---------- DATA TO USE
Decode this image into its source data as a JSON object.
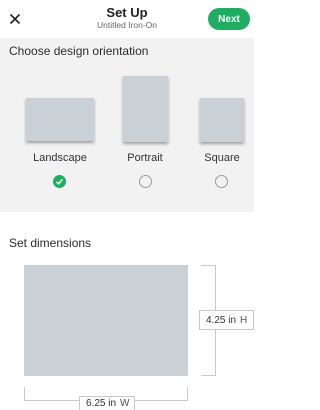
{
  "header": {
    "title": "Set Up",
    "subtitle": "Untitled Iron-On",
    "next_label": "Next",
    "close_icon": "close-icon",
    "accent_color": "#1fad62"
  },
  "orientation": {
    "heading": "Choose design orientation",
    "options": [
      {
        "label": "Landscape",
        "selected": true
      },
      {
        "label": "Portrait",
        "selected": false
      },
      {
        "label": "Square",
        "selected": false
      }
    ]
  },
  "dimensions": {
    "heading": "Set dimensions",
    "height": {
      "value": "4.25 in",
      "unit": "H"
    },
    "width": {
      "value": "6.25 in",
      "unit": "W"
    }
  }
}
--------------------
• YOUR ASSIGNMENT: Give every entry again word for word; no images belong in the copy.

• RESULT OF THIS EXERCISE:
Decode this image into its source data as a JSON object.
{
  "header": {
    "title": "Set Up",
    "subtitle": "Untitled Iron-On",
    "next_label": "Next",
    "close_icon": "close-icon",
    "accent_color": "#1fad62"
  },
  "orientation": {
    "heading": "Choose design orientation",
    "options": [
      {
        "label": "Landscape",
        "selected": true
      },
      {
        "label": "Portrait",
        "selected": false
      },
      {
        "label": "Square",
        "selected": false
      }
    ]
  },
  "dimensions": {
    "heading": "Set dimensions",
    "height": {
      "value": "4.25 in",
      "unit": "H"
    },
    "width": {
      "value": "6.25 in",
      "unit": "W"
    }
  }
}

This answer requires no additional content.